One of the major barriers to telemedicine is about to get thrown into the ring by Sen. Tom Udall (D-Utah), who is drafting a bill to streamline medical licensure portability across states. He plans to introduce the bill this spring.
Currently, physicians looking to practice telemedicine must be licensed in the state where the patient receiving services resides. Applying for state medical licensure costs time and money. Fees for medical license applications vary across states, from $110 to more than $1300, said Fern Goodhart, Udall’s legislative assistant, in an interview with Dr.Bicuspid.com. “And the time to obtain these licenses varies from three to 12 months, although the actual state requirements for these licenses varies little, if at all,” she added.
Udall’s proposed bill would streamline licensure with a unified set of standardized data in a comprehensive and interoperable database of primary source verified credentials, Goodhart told GovernmentHealthIT.com at a Capitol Hill briefing in January.
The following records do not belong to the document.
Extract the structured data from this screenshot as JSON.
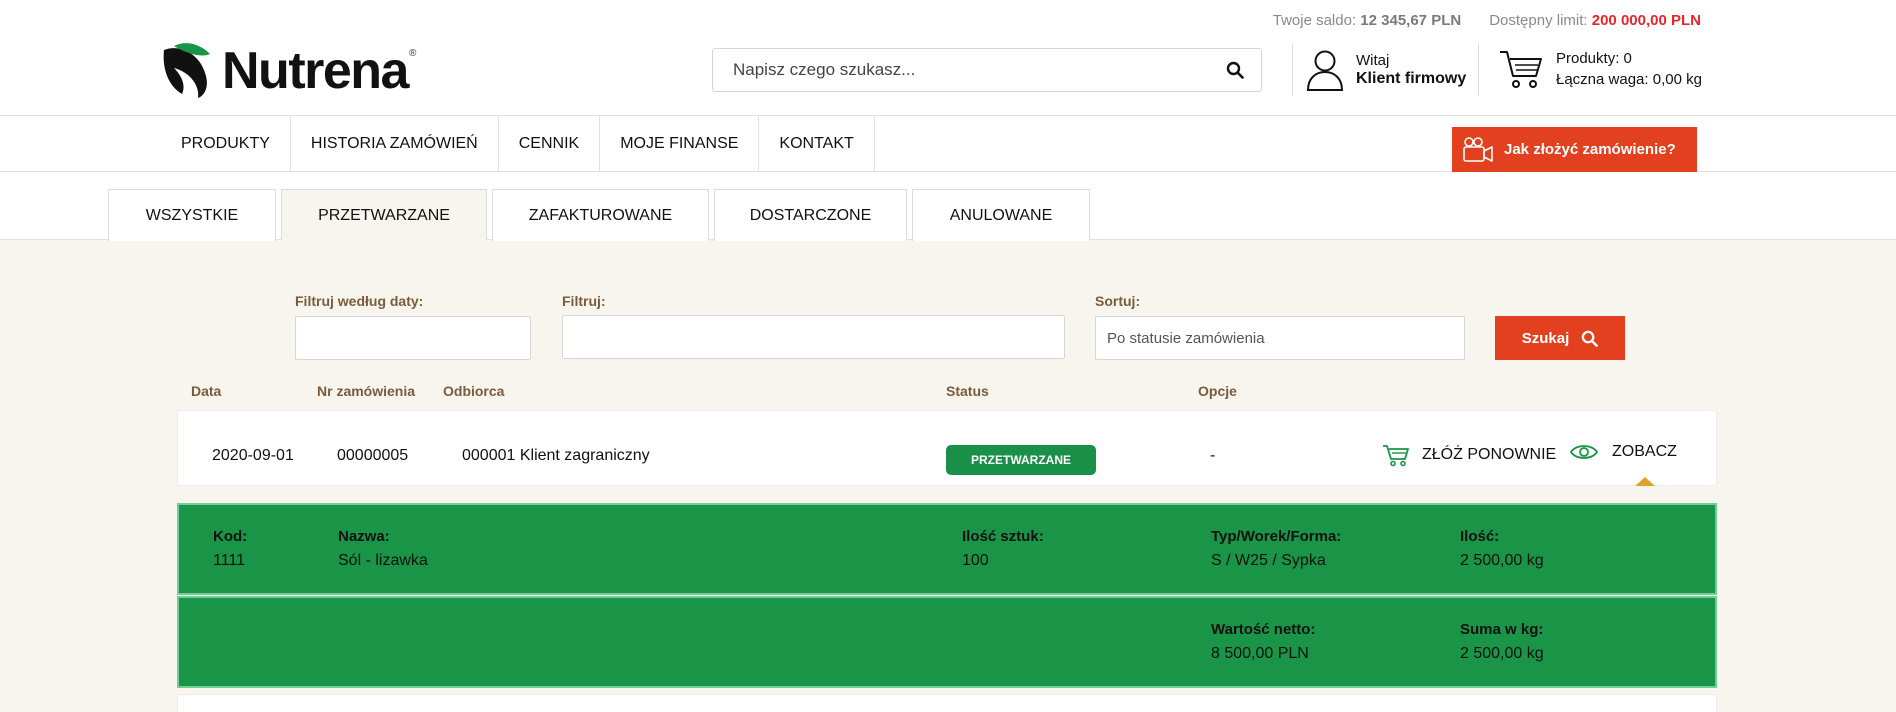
{
  "header": {
    "balance_label": "Twoje saldo:",
    "balance_value": "12 345,67 PLN",
    "limit_label": "Dostępny limit:",
    "limit_value": "200 000,00 PLN",
    "logo_text": "Nutrena",
    "logo_mark": "®",
    "search_placeholder": "Napisz czego szukasz...",
    "account_greeting": "Witaj",
    "account_name": "Klient firmowy",
    "cart_products": "Produkty: 0",
    "cart_weight": "Łączna waga: 0,00 kg"
  },
  "nav": {
    "items": [
      {
        "label": "PRODUKTY"
      },
      {
        "label": "HISTORIA ZAMÓWIEŃ"
      },
      {
        "label": "CENNIK"
      },
      {
        "label": "MOJE FINANSE"
      },
      {
        "label": "KONTAKT"
      }
    ],
    "howto_label": "Jak złożyć zamówienie?"
  },
  "tabs": [
    {
      "label": "WSZYSTKIE",
      "active": false
    },
    {
      "label": "PRZETWARZANE",
      "active": true
    },
    {
      "label": "ZAFAKTUROWANE",
      "active": false
    },
    {
      "label": "DOSTARCZONE",
      "active": false
    },
    {
      "label": "ANULOWANE",
      "active": false
    }
  ],
  "filters": {
    "date_label": "Filtruj według daty:",
    "date_value": "",
    "filter_label": "Filtruj:",
    "filter_value": "",
    "sort_label": "Sortuj:",
    "sort_placeholder": "Po statusie zamówienia",
    "search_button": "Szukaj"
  },
  "table": {
    "headers": {
      "date": "Data",
      "order_no": "Nr zamówienia",
      "recipient": "Odbiorca",
      "status": "Status",
      "options": "Opcje"
    },
    "orders": [
      {
        "date": "2020-09-01",
        "order_no": "00000005",
        "recipient": "000001 Klient zagraniczny",
        "status": "PRZETWARZANE",
        "options": "-",
        "reorder_label": "ZŁÓŻ PONOWNIE",
        "view_label": "ZOBACZ",
        "details": {
          "code_label": "Kod:",
          "code": "1111",
          "name_label": "Nazwa:",
          "name": "Sól - lizawka",
          "qty_label": "Ilość sztuk:",
          "qty": "100",
          "type_label": "Typ/Worek/Forma:",
          "type": "S / W25 / Sypka",
          "amount_label": "Ilość:",
          "amount": "2 500,00 kg",
          "net_label": "Wartość netto:",
          "net": "8 500,00 PLN",
          "sum_label": "Suma w kg:",
          "sum": "2 500,00 kg"
        }
      }
    ]
  },
  "colors": {
    "accent_red": "#e2401f",
    "status_green": "#1a8f47",
    "label_brown": "#7a5c3a",
    "limit_red": "#e5262b",
    "background": "#f8f4ee"
  },
  "icons": [
    "logo-leaf-icon",
    "search-icon",
    "user-icon",
    "cart-icon",
    "video-camera-icon",
    "cart-reorder-icon",
    "eye-icon"
  ]
}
Information including claims history, hospital privileges and criminal background check would only have to be entered once, creating a “national practitioner database” of sorts.
The easing of state licensure requirements would certainly be a good thing for telemedicine, but it would only be a baby step toward adoption. If we want telemedicine to become a reality, we need to put our money where our mouth is. The lack of reimbursement for telemedicine services remains one of the biggest barriers to adoption.
Practicing telemedicine across state lines can also be a hassle due to the Centers for Medicare and Medicaid Services’ carrier jurisdiction rule, said Tom Greeson, a partner at law firm Reed Smith, who specializes in radiology-related regulatory matters in an interview with Dr. Bicuspid.com. This rule, he said, requires groups that bill for physician services to enroll and submit claims to the Medicare administrative contractor for the state in which the interpreting physician is located.
“For example,” said Greeson, “the hypothetical group in State A that has a contract with a teleradiology group with radiologists providing services via teleradiology in States B, C, D, and E must enroll and submit claims to each of those Medicare carriers depending on where the interpreting physician happened to be sitting when the service was performed.” Greeson believes this is the barrier that needs to be knocked down, before state licensure.
At least the barriers are getting some attention. Telemedicine technology is coming of age, and advocates are eager to get all the roadblocks removed so physicians can begin using it. During a panel discussion at last year’s Federation of State Medical Boards’ telemedicine symposium, Dale Alverson, M.D., immediate past president of the American Telemedicine Association, said eventually “the borders of states and countries will be blurred by advanced technologies such as live holograms, which will make telemedicine a truly global phenomenon.”
I don’t think he’s talking about the advent of the Emergency Medical Hologram, though that would be pretty cool. Udall’s bill is an example of the borders being blurred to help bridge the gap between policy and telemedicine technology. From there, we are just a hop, skip and a jump away from stating the nature of our medical emergencies to an EMH.